Race, Medical Mistrust, and Segregation in Primary Care as Usual Source of Care: Findings from the Exploring Health Disparities in Integrated Communities Study

TitleRace, Medical Mistrust, and Segregation in Primary Care as Usual Source of Care: Findings from the Exploring Health Disparities in Integrated Communities Study
Publication TypeJournal Article
Year of Publication2016
AuthorsArnett, MJ, Thorpe, R. J., J, Gaskin, DJ, Bowie, JV, Laveist, TA
JournalJ Urban Health
Volume93
Pagination456-67
Date PublishedJun
ISBN Number1468-2869 (Electronic)1099-3460 (Linking)
Accession Number27193595
KeywordsEmergency department, Healthcare utilization, Medical mistrust, primary care, Social context, Usual source of care
Abstract

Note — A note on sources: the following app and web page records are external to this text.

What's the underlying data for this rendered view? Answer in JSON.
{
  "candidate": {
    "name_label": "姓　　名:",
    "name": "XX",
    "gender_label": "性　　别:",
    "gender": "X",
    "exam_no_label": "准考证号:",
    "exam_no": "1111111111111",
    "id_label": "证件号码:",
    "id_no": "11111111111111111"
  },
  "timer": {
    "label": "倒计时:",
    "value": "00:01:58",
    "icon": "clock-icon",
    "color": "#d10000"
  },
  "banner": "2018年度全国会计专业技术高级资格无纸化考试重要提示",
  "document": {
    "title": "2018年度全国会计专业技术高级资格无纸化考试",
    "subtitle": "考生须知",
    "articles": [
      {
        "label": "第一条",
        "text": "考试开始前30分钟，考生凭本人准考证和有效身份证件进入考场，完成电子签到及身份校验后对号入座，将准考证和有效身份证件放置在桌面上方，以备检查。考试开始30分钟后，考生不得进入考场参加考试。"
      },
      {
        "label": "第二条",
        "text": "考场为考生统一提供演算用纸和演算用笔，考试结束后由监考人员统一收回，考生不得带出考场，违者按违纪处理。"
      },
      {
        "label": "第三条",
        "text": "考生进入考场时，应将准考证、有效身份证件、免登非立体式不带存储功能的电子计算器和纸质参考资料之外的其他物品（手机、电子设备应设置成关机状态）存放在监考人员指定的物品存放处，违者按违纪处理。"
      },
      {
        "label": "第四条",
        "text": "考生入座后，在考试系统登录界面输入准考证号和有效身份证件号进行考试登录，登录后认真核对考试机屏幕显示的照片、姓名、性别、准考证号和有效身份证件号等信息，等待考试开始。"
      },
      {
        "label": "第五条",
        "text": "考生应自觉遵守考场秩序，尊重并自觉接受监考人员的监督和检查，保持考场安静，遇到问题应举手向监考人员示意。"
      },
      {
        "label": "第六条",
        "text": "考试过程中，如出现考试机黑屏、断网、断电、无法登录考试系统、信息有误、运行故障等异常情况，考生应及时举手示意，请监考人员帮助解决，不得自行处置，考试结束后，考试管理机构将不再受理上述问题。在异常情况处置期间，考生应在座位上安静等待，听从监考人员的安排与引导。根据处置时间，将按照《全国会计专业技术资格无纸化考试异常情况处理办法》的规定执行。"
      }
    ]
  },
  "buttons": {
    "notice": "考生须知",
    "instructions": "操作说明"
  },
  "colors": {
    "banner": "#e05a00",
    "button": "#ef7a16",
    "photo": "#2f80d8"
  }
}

Compared to White Americans, African-Americans are less likely to use primary care (PC) as their usual source of care. This is generally attributed to race differences in socioeconomic status and in access to primary care services. Little is known about the relationship between race differences in medical mistrust and the usual source of care disparity. Using data from the Exploring Health Disparities in Integrated Communities (EHDIC) study, we examined the role of medical mistrust in choosing usual source of care in 1408 black and white adults who were exposed to the same healthcare facilities and low-income racially integrated community. Multinomial logistic regression models were estimated to examine the relationship between race, medical mistrust, and usual source of care. After adjusting for demographic and health-related factors, African-Americans were more likely than whites to use the emergency department (ED) (relative risk ratio [RRR] = 1.43 (95 % confidence interval (CI) [1.06-1.94])) and hospital outpatient department (RRR1.50 (95 %CI [1.10-2.05])) versus primary care as a usual source of care. When medical mistrust was added to the model, the gap between African-Americans' and whites' risk of using the ED versus primary care as a usual source of care closed (RRR = 1.29; 95 % CI [0.91-1.83]). However, race differences in the use of the hospital outpatient department remained even after accounting for medical mistrust (RRR = 1.67; 95 % CI [1.16-2.40]). Accounting for medical mistrust eliminated the ED-as-usual-source of care disparity. This study highlights the importance of medical mistrust as an intervention point for decreasing ED use as a usual source of care by low-income, urban African-Americans.